### About this task
Quote the records that follow in full, leaving the pictures out.

[[ Given entries, beginning ]]

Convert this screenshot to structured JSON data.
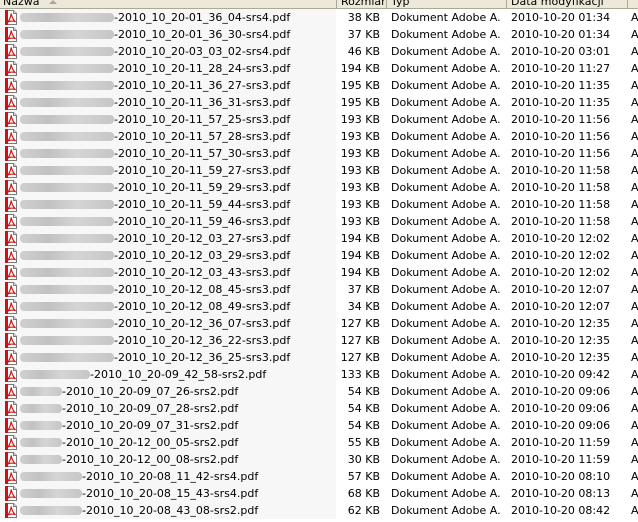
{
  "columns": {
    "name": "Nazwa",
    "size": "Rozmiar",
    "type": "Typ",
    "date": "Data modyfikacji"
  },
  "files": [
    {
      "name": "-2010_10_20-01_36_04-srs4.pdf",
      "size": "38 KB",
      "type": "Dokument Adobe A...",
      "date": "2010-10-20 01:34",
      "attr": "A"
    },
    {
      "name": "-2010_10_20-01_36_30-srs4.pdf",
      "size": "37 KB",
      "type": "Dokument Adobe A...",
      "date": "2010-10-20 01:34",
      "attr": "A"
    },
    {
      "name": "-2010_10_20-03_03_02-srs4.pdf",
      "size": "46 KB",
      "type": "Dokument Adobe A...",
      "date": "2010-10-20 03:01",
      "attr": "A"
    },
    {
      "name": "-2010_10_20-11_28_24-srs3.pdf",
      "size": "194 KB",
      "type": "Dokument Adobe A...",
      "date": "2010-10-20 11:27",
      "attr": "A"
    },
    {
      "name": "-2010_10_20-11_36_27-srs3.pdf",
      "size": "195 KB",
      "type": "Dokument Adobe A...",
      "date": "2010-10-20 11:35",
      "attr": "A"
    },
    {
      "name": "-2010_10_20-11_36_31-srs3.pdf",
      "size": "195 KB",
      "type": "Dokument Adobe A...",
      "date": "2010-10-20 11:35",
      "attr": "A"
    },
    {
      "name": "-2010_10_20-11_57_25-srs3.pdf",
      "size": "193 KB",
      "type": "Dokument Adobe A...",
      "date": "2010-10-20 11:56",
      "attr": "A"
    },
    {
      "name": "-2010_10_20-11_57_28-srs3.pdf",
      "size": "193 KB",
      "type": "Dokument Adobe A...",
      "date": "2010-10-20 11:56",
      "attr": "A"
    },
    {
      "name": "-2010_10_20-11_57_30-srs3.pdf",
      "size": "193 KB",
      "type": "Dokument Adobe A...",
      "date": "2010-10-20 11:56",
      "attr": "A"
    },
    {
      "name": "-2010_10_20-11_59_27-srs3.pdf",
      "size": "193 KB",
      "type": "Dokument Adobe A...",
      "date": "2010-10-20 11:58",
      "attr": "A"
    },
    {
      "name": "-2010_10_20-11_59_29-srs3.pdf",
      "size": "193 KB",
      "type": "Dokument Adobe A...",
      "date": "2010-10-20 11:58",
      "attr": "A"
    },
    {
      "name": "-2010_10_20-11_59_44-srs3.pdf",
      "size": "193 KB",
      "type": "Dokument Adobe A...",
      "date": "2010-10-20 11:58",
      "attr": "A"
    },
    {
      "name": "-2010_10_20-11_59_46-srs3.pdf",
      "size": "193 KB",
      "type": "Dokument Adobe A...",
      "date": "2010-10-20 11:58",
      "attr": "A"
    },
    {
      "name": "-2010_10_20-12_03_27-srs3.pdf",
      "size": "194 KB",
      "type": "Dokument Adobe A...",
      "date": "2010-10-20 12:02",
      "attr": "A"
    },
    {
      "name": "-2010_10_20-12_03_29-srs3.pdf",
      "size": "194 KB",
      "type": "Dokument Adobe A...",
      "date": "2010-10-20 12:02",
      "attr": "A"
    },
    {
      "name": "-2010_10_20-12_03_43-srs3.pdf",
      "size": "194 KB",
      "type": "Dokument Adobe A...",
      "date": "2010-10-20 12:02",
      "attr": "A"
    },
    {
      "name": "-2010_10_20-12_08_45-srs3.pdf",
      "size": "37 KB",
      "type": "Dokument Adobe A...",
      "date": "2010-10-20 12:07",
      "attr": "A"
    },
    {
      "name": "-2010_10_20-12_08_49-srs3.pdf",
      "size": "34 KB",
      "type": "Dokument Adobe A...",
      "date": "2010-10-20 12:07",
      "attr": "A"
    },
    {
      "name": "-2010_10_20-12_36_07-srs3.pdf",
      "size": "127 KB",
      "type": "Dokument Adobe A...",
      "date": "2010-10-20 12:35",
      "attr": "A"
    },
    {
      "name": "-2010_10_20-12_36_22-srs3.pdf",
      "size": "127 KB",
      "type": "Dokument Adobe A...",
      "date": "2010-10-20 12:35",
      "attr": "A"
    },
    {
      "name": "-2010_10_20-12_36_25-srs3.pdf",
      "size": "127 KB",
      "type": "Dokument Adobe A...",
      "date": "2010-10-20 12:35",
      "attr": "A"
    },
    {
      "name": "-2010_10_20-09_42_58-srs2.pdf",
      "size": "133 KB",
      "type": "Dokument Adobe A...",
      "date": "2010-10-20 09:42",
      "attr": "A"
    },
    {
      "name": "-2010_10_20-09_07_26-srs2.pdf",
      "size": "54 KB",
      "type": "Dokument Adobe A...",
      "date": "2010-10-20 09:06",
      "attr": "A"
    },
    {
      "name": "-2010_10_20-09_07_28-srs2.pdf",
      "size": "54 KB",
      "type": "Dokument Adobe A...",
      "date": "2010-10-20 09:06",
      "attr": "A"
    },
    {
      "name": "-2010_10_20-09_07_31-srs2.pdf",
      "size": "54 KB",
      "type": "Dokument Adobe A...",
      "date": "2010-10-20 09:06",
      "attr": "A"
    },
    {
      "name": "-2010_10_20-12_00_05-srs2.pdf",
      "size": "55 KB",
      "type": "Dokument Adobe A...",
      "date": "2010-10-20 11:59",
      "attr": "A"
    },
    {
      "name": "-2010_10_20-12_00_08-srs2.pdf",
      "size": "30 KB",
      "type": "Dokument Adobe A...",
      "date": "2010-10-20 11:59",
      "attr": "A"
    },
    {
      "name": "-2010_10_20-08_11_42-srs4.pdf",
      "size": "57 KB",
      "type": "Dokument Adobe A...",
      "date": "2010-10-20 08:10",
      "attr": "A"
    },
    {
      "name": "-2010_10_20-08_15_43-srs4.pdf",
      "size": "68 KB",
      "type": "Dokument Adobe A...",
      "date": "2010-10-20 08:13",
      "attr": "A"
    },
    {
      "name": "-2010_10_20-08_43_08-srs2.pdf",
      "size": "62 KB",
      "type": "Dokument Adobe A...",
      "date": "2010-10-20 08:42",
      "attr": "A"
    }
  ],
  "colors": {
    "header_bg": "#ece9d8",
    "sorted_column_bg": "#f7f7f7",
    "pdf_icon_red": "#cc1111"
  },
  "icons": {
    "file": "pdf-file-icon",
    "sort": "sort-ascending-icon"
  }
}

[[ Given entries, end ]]

### Response area
Convert this screenshot to structured JSON data.
{
  "columns": {
    "name": "Nazwa",
    "size": "Rozmiar",
    "type": "Typ",
    "date": "Data modyfikacji"
  },
  "files": [
    {
      "name": "-2010_10_20-01_36_04-srs4.pdf",
      "size": "38 KB",
      "type": "Dokument Adobe A...",
      "date": "2010-10-20 01:34",
      "attr": "A"
    },
    {
      "name": "-2010_10_20-01_36_30-srs4.pdf",
      "size": "37 KB",
      "type": "Dokument Adobe A...",
      "date": "2010-10-20 01:34",
      "attr": "A"
    },
    {
      "name": "-2010_10_20-03_03_02-srs4.pdf",
      "size": "46 KB",
      "type": "Dokument Adobe A...",
      "date": "2010-10-20 03:01",
      "attr": "A"
    },
    {
      "name": "-2010_10_20-11_28_24-srs3.pdf",
      "size": "194 KB",
      "type": "Dokument Adobe A...",
      "date": "2010-10-20 11:27",
      "attr": "A"
    },
    {
      "name": "-2010_10_20-11_36_27-srs3.pdf",
      "size": "195 KB",
      "type": "Dokument Adobe A...",
      "date": "2010-10-20 11:35",
      "attr": "A"
    },
    {
      "name": "-2010_10_20-11_36_31-srs3.pdf",
      "size": "195 KB",
      "type": "Dokument Adobe A...",
      "date": "2010-10-20 11:35",
      "attr": "A"
    },
    {
      "name": "-2010_10_20-11_57_25-srs3.pdf",
      "size": "193 KB",
      "type": "Dokument Adobe A...",
      "date": "2010-10-20 11:56",
      "attr": "A"
    },
    {
      "name": "-2010_10_20-11_57_28-srs3.pdf",
      "size": "193 KB",
      "type": "Dokument Adobe A...",
      "date": "2010-10-20 11:56",
      "attr": "A"
    },
    {
      "name": "-2010_10_20-11_57_30-srs3.pdf",
      "size": "193 KB",
      "type": "Dokument Adobe A...",
      "date": "2010-10-20 11:56",
      "attr": "A"
    },
    {
      "name": "-2010_10_20-11_59_27-srs3.pdf",
      "size": "193 KB",
      "type": "Dokument Adobe A...",
      "date": "2010-10-20 11:58",
      "attr": "A"
    },
    {
      "name": "-2010_10_20-11_59_29-srs3.pdf",
      "size": "193 KB",
      "type": "Dokument Adobe A...",
      "date": "2010-10-20 11:58",
      "attr": "A"
    },
    {
      "name": "-2010_10_20-11_59_44-srs3.pdf",
      "size": "193 KB",
      "type": "Dokument Adobe A...",
      "date": "2010-10-20 11:58",
      "attr": "A"
    },
    {
      "name": "-2010_10_20-11_59_46-srs3.pdf",
      "size": "193 KB",
      "type": "Dokument Adobe A...",
      "date": "2010-10-20 11:58",
      "attr": "A"
    },
    {
      "name": "-2010_10_20-12_03_27-srs3.pdf",
      "size": "194 KB",
      "type": "Dokument Adobe A...",
      "date": "2010-10-20 12:02",
      "attr": "A"
    },
    {
      "name": "-2010_10_20-12_03_29-srs3.pdf",
      "size": "194 KB",
      "type": "Dokument Adobe A...",
      "date": "2010-10-20 12:02",
      "attr": "A"
    },
    {
      "name": "-2010_10_20-12_03_43-srs3.pdf",
      "size": "194 KB",
      "type": "Dokument Adobe A...",
      "date": "2010-10-20 12:02",
      "attr": "A"
    },
    {
      "name": "-2010_10_20-12_08_45-srs3.pdf",
      "size": "37 KB",
      "type": "Dokument Adobe A...",
      "date": "2010-10-20 12:07",
      "attr": "A"
    },
    {
      "name": "-2010_10_20-12_08_49-srs3.pdf",
      "size": "34 KB",
      "type": "Dokument Adobe A...",
      "date": "2010-10-20 12:07",
      "attr": "A"
    },
    {
      "name": "-2010_10_20-12_36_07-srs3.pdf",
      "size": "127 KB",
      "type": "Dokument Adobe A...",
      "date": "2010-10-20 12:35",
      "attr": "A"
    },
    {
      "name": "-2010_10_20-12_36_22-srs3.pdf",
      "size": "127 KB",
      "type": "Dokument Adobe A...",
      "date": "2010-10-20 12:35",
      "attr": "A"
    },
    {
      "name": "-2010_10_20-12_36_25-srs3.pdf",
      "size": "127 KB",
      "type": "Dokument Adobe A...",
      "date": "2010-10-20 12:35",
      "attr": "A"
    },
    {
      "name": "-2010_10_20-09_42_58-srs2.pdf",
      "size": "133 KB",
      "type": "Dokument Adobe A...",
      "date": "2010-10-20 09:42",
      "attr": "A"
    },
    {
      "name": "-2010_10_20-09_07_26-srs2.pdf",
      "size": "54 KB",
      "type": "Dokument Adobe A...",
      "date": "2010-10-20 09:06",
      "attr": "A"
    },
    {
      "name": "-2010_10_20-09_07_28-srs2.pdf",
      "size": "54 KB",
      "type": "Dokument Adobe A...",
      "date": "2010-10-20 09:06",
      "attr": "A"
    },
    {
      "name": "-2010_10_20-09_07_31-srs2.pdf",
      "size": "54 KB",
      "type": "Dokument Adobe A...",
      "date": "2010-10-20 09:06",
      "attr": "A"
    },
    {
      "name": "-2010_10_20-12_00_05-srs2.pdf",
      "size": "55 KB",
      "type": "Dokument Adobe A...",
      "date": "2010-10-20 11:59",
      "attr": "A"
    },
    {
      "name": "-2010_10_20-12_00_08-srs2.pdf",
      "size": "30 KB",
      "type": "Dokument Adobe A...",
      "date": "2010-10-20 11:59",
      "attr": "A"
    },
    {
      "name": "-2010_10_20-08_11_42-srs4.pdf",
      "size": "57 KB",
      "type": "Dokument Adobe A...",
      "date": "2010-10-20 08:10",
      "attr": "A"
    },
    {
      "name": "-2010_10_20-08_15_43-srs4.pdf",
      "size": "68 KB",
      "type": "Dokument Adobe A...",
      "date": "2010-10-20 08:13",
      "attr": "A"
    },
    {
      "name": "-2010_10_20-08_43_08-srs2.pdf",
      "size": "62 KB",
      "type": "Dokument Adobe A...",
      "date": "2010-10-20 08:42",
      "attr": "A"
    }
  ],
  "colors": {
    "header_bg": "#ece9d8",
    "sorted_column_bg": "#f7f7f7",
    "pdf_icon_red": "#cc1111"
  },
  "icons": {
    "file": "pdf-file-icon",
    "sort": "sort-ascending-icon"
  }
}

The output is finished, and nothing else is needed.